- **Your task**:
From the entries that follow, copy every line with the word "background".

(Beginning of Task input)

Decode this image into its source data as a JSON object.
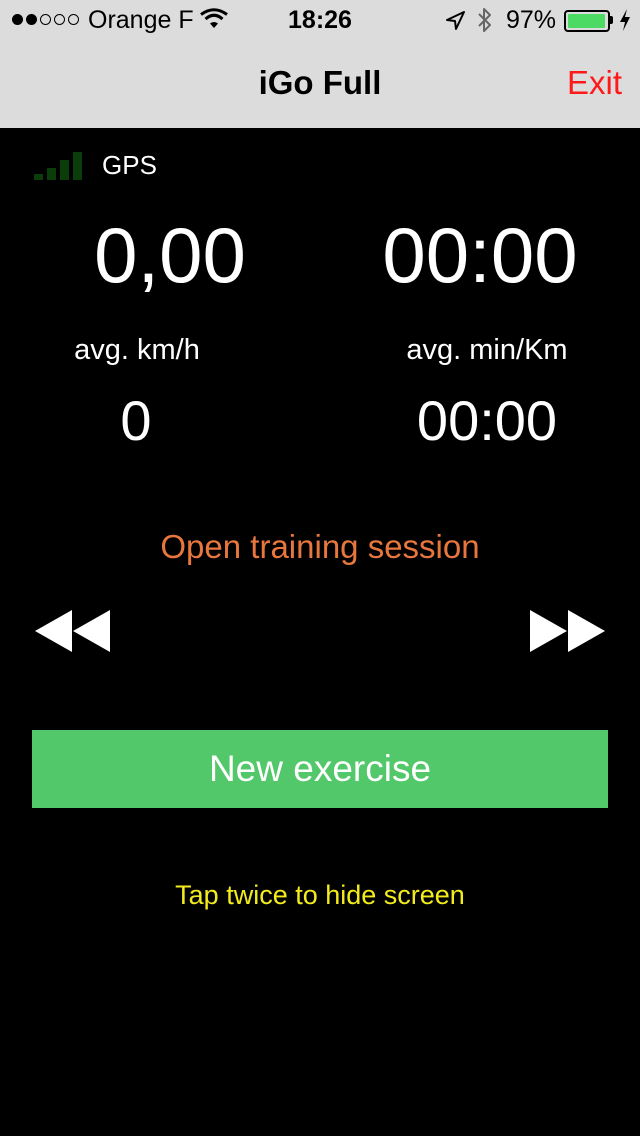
{
  "status_bar": {
    "carrier": "Orange F",
    "signal_strength": 2,
    "signal_max": 5,
    "time": "18:26",
    "battery_percent": "97%",
    "battery_level": 0.97,
    "icons": [
      "wifi-icon",
      "location-arrow-icon",
      "bluetooth-icon",
      "battery-icon",
      "charging-bolt-icon"
    ]
  },
  "nav": {
    "title": "iGo Full",
    "exit_label": "Exit"
  },
  "gps": {
    "label": "GPS",
    "icon": "gps-signal-bars-icon"
  },
  "stats": {
    "speed": "0,00",
    "duration": "00:00",
    "avg_speed_label": "avg. km/h",
    "avg_speed_value": "0",
    "avg_pace_label": "avg. min/Km",
    "avg_pace_value": "00:00"
  },
  "session": {
    "label": "Open training session"
  },
  "controls": {
    "rewind_icon": "rewind-icon",
    "forward_icon": "fast-forward-icon"
  },
  "actions": {
    "new_exercise_label": "New exercise",
    "hint": "Tap twice to hide screen"
  },
  "colors": {
    "background": "#000000",
    "nav_bar": "#dcdcdc",
    "exit": "#ff1a1a",
    "session": "#e8773e",
    "button": "#53c86a",
    "hint": "#f3ec1d",
    "battery": "#4cd964",
    "gps_bars": "#0b3d0b"
  }
}
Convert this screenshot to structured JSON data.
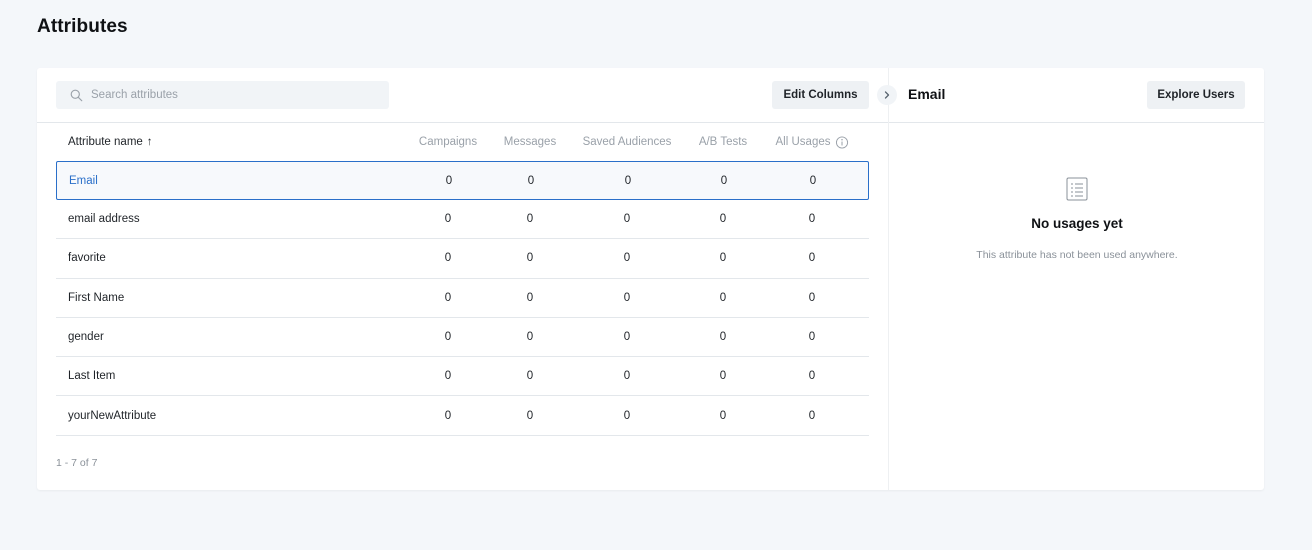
{
  "page": {
    "title": "Attributes"
  },
  "toolbar": {
    "search_placeholder": "Search attributes",
    "search_value": "",
    "edit_columns_label": "Edit Columns"
  },
  "table": {
    "columns": {
      "name": "Attribute name",
      "sort_indicator": "↑",
      "campaigns": "Campaigns",
      "messages": "Messages",
      "saved_audiences": "Saved Audiences",
      "ab_tests": "A/B Tests",
      "all_usages": "All Usages"
    },
    "rows": [
      {
        "name": "Email",
        "campaigns": "0",
        "messages": "0",
        "saved_audiences": "0",
        "ab_tests": "0",
        "all_usages": "0",
        "selected": true
      },
      {
        "name": "email address",
        "campaigns": "0",
        "messages": "0",
        "saved_audiences": "0",
        "ab_tests": "0",
        "all_usages": "0"
      },
      {
        "name": "favorite",
        "campaigns": "0",
        "messages": "0",
        "saved_audiences": "0",
        "ab_tests": "0",
        "all_usages": "0"
      },
      {
        "name": "First Name",
        "campaigns": "0",
        "messages": "0",
        "saved_audiences": "0",
        "ab_tests": "0",
        "all_usages": "0"
      },
      {
        "name": "gender",
        "campaigns": "0",
        "messages": "0",
        "saved_audiences": "0",
        "ab_tests": "0",
        "all_usages": "0"
      },
      {
        "name": "Last Item",
        "campaigns": "0",
        "messages": "0",
        "saved_audiences": "0",
        "ab_tests": "0",
        "all_usages": "0"
      },
      {
        "name": "yourNewAttribute",
        "campaigns": "0",
        "messages": "0",
        "saved_audiences": "0",
        "ab_tests": "0",
        "all_usages": "0"
      }
    ],
    "pagination": "1 - 7 of 7"
  },
  "detail": {
    "title": "Email",
    "explore_users_label": "Explore Users",
    "empty_title": "No usages yet",
    "empty_subtitle": "This attribute has not been used anywhere."
  },
  "icons": {
    "search": "search-icon",
    "sort": "sort-ascending-icon",
    "info": "info-icon",
    "collapse": "chevron-right-icon",
    "empty": "list-document-icon"
  },
  "colors": {
    "accent": "#2a6fc9",
    "background": "#f4f7fa",
    "button_bg": "#eef1f4",
    "muted_text": "#9aa1a9"
  }
}
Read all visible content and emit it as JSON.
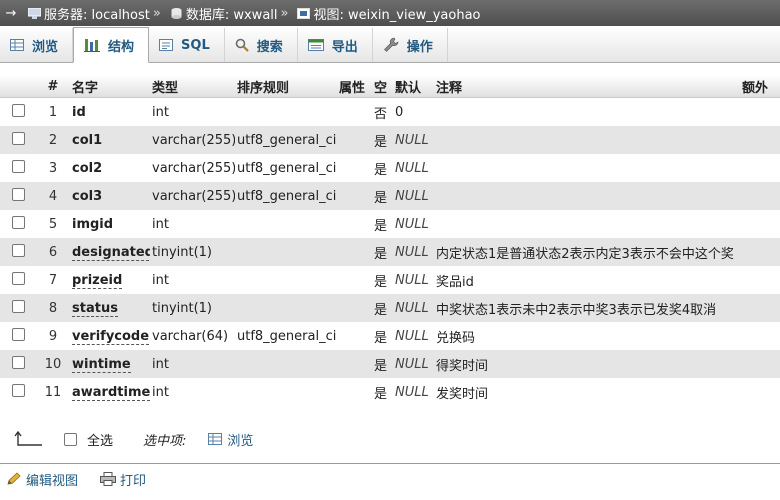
{
  "breadcrumb": {
    "back_arrow": "→",
    "server": "服务器: localhost",
    "database": "数据库: wxwall",
    "view": "视图: weixin_view_yaohao",
    "separator": "»"
  },
  "tabs": [
    {
      "label": "浏览",
      "icon": "browse-icon"
    },
    {
      "label": "结构",
      "icon": "structure-icon",
      "active": true
    },
    {
      "label": "SQL",
      "icon": "sql-icon"
    },
    {
      "label": "搜索",
      "icon": "search-icon"
    },
    {
      "label": "导出",
      "icon": "export-icon"
    },
    {
      "label": "操作",
      "icon": "wrench-icon"
    }
  ],
  "columns": [
    "#",
    "名字",
    "类型",
    "排序规则",
    "属性",
    "空",
    "默认",
    "注释",
    "额外"
  ],
  "rows": [
    {
      "num": "1",
      "name": "id",
      "type": "int",
      "collation": "",
      "nullable": "否",
      "default": "0",
      "comment": "",
      "underline": false
    },
    {
      "num": "2",
      "name": "col1",
      "type": "varchar(255)",
      "collation": "utf8_general_ci",
      "nullable": "是",
      "default": "NULL",
      "comment": "",
      "underline": false
    },
    {
      "num": "3",
      "name": "col2",
      "type": "varchar(255)",
      "collation": "utf8_general_ci",
      "nullable": "是",
      "default": "NULL",
      "comment": "",
      "underline": false
    },
    {
      "num": "4",
      "name": "col3",
      "type": "varchar(255)",
      "collation": "utf8_general_ci",
      "nullable": "是",
      "default": "NULL",
      "comment": "",
      "underline": false
    },
    {
      "num": "5",
      "name": "imgid",
      "type": "int",
      "collation": "",
      "nullable": "是",
      "default": "NULL",
      "comment": "",
      "underline": false
    },
    {
      "num": "6",
      "name": "designated",
      "type": "tinyint(1)",
      "collation": "",
      "nullable": "是",
      "default": "NULL",
      "comment": "内定状态1是普通状态2表示内定3表示不会中这个奖",
      "underline": true
    },
    {
      "num": "7",
      "name": "prizeid",
      "type": "int",
      "collation": "",
      "nullable": "是",
      "default": "NULL",
      "comment": "奖品id",
      "underline": true
    },
    {
      "num": "8",
      "name": "status",
      "type": "tinyint(1)",
      "collation": "",
      "nullable": "是",
      "default": "NULL",
      "comment": "中奖状态1表示未中2表示中奖3表示已发奖4取消",
      "underline": true
    },
    {
      "num": "9",
      "name": "verifycode",
      "type": "varchar(64)",
      "collation": "utf8_general_ci",
      "nullable": "是",
      "default": "NULL",
      "comment": "兑换码",
      "underline": true
    },
    {
      "num": "10",
      "name": "wintime",
      "type": "int",
      "collation": "",
      "nullable": "是",
      "default": "NULL",
      "comment": "得奖时间",
      "underline": true
    },
    {
      "num": "11",
      "name": "awardtime",
      "type": "int",
      "collation": "",
      "nullable": "是",
      "default": "NULL",
      "comment": "发奖时间",
      "underline": true
    }
  ],
  "footer": {
    "select_all": "全选",
    "with_selected": "选中项:",
    "browse": "浏览",
    "edit_view": "编辑视图",
    "print": "打印"
  },
  "colors": {
    "link": "#235a81",
    "topbar": "#5a5a5a",
    "row_even": "#e5e5e5"
  }
}
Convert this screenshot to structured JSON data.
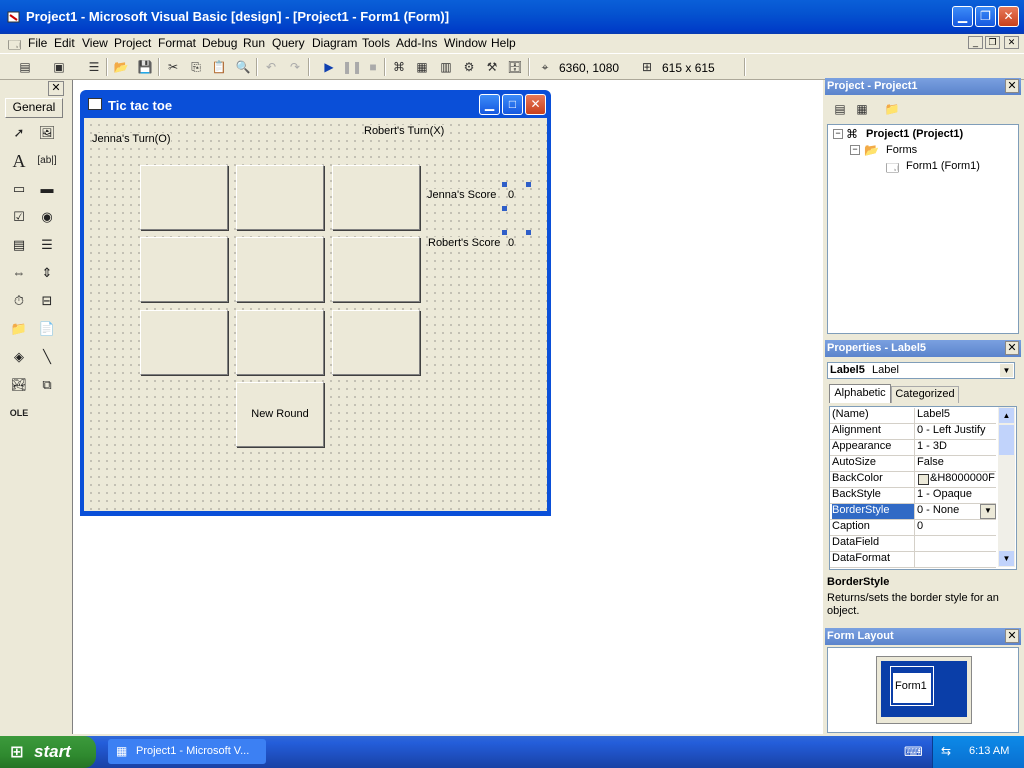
{
  "window": {
    "title": "Project1 - Microsoft Visual Basic [design] - [Project1 - Form1 (Form)]"
  },
  "menu": [
    "File",
    "Edit",
    "View",
    "Project",
    "Format",
    "Debug",
    "Run",
    "Query",
    "Diagram",
    "Tools",
    "Add-Ins",
    "Window",
    "Help"
  ],
  "toolbar": {
    "position_readout": "6360, 1080",
    "size_readout": "615 x 615"
  },
  "toolbox": {
    "tab_label": "General"
  },
  "form": {
    "title": "Tic tac toe",
    "jenna_turn": "Jenna's Turn(O)",
    "robert_turn": "Robert's Turn(X)",
    "jenna_score_label": "Jenna's Score",
    "jenna_score_value": "0",
    "robert_score_label": "Robert's Score",
    "robert_score_value": "0",
    "new_round_label": "New Round"
  },
  "project_panel": {
    "title": "Project - Project1",
    "root": "Project1 (Project1)",
    "folder": "Forms",
    "form": "Form1 (Form1)"
  },
  "properties_panel": {
    "title": "Properties - Label5",
    "object_name": "Label5",
    "object_type": "Label",
    "tab_alphabetic": "Alphabetic",
    "tab_categorized": "Categorized",
    "rows": [
      {
        "name": "(Name)",
        "value": "Label5"
      },
      {
        "name": "Alignment",
        "value": "0 - Left Justify"
      },
      {
        "name": "Appearance",
        "value": "1 - 3D"
      },
      {
        "name": "AutoSize",
        "value": "False"
      },
      {
        "name": "BackColor",
        "value": "&H8000000F"
      },
      {
        "name": "BackStyle",
        "value": "1 - Opaque"
      },
      {
        "name": "BorderStyle",
        "value": "0 - None"
      },
      {
        "name": "Caption",
        "value": "0"
      },
      {
        "name": "DataField",
        "value": ""
      },
      {
        "name": "DataFormat",
        "value": ""
      }
    ],
    "desc_title": "BorderStyle",
    "desc_text": "Returns/sets the border style for an object."
  },
  "layout_panel": {
    "title": "Form Layout",
    "form_label": "Form1"
  },
  "taskbar": {
    "start_label": "start",
    "task_label": "Project1 - Microsoft V...",
    "clock": "6:13 AM"
  },
  "colors": {
    "xp_blue": "#0553d0",
    "selection": "#316ac5",
    "start_green": "#2f8a2f"
  }
}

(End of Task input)

- **Task result**:
    "background": "#000000",
    "background": "#f4f7fa",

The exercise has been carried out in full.